ASSIGNED TASK => Only the number is wanted: state how many lines of the data below contain the word "JSON".

◆ ◆ ◆

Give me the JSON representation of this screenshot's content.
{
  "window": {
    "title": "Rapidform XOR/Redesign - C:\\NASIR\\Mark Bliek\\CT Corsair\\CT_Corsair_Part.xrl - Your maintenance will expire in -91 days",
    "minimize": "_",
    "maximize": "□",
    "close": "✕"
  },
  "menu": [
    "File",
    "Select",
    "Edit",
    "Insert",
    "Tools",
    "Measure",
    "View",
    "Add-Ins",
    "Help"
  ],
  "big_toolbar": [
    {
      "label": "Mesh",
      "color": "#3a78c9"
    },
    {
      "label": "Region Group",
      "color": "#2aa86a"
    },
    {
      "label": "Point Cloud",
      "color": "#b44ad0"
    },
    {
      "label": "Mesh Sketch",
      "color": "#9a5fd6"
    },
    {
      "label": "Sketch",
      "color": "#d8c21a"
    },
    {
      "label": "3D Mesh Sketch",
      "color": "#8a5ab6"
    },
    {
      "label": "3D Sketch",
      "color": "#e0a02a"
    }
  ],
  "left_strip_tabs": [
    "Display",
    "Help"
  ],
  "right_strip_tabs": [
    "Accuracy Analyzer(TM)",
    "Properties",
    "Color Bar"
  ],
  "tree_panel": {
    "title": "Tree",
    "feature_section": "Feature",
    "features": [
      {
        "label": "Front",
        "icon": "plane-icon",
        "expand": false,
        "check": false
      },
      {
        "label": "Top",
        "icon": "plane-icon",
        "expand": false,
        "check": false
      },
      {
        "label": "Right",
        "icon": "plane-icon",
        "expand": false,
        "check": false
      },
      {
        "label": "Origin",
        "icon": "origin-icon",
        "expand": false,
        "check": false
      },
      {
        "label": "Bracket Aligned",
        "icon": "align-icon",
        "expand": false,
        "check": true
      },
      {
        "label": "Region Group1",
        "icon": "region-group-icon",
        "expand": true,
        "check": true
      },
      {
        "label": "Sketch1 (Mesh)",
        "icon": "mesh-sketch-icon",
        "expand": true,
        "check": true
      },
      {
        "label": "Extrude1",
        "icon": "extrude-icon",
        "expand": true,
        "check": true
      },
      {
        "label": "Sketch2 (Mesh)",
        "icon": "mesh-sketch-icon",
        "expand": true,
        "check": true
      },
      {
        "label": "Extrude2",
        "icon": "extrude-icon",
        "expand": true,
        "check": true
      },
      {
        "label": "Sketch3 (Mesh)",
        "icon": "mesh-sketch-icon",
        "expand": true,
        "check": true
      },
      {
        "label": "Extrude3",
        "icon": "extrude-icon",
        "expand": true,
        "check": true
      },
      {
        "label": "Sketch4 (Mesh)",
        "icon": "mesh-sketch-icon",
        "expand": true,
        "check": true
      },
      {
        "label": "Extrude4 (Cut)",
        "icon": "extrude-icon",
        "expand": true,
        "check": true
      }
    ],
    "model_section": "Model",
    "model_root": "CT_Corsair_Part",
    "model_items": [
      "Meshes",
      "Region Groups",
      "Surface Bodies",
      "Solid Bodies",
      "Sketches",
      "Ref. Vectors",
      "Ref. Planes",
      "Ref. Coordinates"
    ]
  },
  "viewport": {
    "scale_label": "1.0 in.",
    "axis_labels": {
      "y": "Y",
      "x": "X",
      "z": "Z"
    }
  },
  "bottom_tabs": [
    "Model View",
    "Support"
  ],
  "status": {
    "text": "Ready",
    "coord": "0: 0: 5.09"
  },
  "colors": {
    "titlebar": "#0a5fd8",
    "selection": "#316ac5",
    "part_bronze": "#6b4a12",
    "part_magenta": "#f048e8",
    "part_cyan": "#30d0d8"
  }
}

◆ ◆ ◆

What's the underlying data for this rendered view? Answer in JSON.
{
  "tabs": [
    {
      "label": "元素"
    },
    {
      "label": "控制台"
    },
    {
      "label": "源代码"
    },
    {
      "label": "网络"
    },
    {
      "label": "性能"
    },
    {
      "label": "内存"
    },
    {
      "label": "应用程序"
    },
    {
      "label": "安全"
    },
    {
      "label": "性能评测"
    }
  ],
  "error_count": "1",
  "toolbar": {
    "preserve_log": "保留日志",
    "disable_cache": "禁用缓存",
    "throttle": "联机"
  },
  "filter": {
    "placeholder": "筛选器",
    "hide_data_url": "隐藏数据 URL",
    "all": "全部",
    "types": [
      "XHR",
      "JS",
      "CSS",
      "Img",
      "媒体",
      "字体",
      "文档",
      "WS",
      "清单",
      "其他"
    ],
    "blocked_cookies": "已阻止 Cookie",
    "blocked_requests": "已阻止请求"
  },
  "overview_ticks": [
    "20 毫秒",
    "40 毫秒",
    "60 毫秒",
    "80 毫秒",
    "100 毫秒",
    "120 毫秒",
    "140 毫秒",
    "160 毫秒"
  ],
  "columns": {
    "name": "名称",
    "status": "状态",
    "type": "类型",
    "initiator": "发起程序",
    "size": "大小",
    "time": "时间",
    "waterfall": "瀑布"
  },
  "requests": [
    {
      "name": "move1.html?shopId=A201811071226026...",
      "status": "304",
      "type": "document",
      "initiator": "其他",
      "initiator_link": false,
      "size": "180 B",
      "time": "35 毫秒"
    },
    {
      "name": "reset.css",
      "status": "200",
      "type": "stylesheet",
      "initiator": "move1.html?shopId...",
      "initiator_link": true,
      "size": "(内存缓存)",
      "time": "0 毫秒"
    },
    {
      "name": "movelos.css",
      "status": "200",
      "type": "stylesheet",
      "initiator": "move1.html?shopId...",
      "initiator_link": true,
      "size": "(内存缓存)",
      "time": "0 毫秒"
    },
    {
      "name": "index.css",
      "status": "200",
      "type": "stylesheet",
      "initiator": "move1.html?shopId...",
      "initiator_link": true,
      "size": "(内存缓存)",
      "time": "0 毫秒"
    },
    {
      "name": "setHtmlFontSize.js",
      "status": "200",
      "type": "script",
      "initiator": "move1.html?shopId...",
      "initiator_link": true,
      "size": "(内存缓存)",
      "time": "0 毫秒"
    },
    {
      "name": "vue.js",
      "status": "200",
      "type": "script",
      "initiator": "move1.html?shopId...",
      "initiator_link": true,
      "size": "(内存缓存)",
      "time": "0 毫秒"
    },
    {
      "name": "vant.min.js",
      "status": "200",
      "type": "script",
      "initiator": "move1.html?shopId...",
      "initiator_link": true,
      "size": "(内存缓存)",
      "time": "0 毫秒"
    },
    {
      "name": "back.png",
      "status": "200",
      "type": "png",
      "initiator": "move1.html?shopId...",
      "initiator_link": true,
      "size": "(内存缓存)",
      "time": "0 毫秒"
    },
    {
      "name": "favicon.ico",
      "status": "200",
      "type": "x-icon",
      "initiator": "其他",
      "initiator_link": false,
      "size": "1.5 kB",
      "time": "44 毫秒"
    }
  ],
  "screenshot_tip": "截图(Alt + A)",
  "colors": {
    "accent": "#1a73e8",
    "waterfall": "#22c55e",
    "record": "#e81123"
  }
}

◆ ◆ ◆

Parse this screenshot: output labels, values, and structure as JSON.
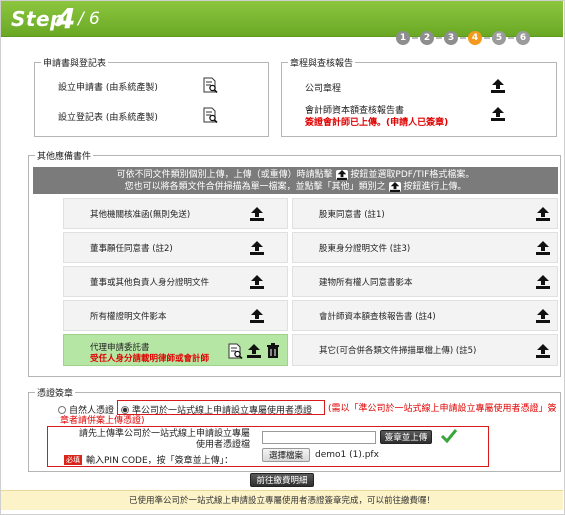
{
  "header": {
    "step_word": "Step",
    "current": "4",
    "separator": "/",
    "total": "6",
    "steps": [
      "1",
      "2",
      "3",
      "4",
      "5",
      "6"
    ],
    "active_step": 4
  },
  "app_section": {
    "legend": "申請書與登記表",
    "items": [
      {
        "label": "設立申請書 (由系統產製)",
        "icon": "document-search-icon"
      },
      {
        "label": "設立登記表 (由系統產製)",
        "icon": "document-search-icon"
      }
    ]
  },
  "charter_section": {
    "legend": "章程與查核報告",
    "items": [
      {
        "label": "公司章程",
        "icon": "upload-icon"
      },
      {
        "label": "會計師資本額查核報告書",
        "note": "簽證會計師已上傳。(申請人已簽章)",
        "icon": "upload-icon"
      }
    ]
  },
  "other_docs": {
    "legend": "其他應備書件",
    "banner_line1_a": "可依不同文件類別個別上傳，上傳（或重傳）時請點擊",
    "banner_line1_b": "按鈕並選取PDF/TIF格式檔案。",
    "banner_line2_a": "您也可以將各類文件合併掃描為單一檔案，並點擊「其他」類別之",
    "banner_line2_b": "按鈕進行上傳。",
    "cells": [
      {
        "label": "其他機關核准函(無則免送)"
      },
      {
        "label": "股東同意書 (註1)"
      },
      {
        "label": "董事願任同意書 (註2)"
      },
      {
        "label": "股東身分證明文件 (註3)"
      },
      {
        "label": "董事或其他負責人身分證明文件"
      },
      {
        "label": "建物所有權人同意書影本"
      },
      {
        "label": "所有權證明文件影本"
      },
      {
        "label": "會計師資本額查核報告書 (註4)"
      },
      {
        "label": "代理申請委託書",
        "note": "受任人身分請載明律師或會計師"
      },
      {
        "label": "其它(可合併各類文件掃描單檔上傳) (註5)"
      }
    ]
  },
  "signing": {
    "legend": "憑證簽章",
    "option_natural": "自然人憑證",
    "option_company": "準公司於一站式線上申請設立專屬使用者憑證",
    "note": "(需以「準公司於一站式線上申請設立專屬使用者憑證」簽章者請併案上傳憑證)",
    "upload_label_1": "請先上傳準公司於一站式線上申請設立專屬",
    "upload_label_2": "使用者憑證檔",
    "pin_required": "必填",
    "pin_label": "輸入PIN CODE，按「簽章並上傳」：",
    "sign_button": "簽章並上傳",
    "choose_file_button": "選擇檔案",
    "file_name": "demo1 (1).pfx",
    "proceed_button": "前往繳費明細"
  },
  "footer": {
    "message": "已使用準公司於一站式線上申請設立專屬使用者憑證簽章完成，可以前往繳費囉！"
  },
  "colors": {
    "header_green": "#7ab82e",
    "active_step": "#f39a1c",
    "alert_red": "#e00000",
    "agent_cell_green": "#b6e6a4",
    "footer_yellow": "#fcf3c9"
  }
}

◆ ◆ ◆

TASK RESPONSE => 3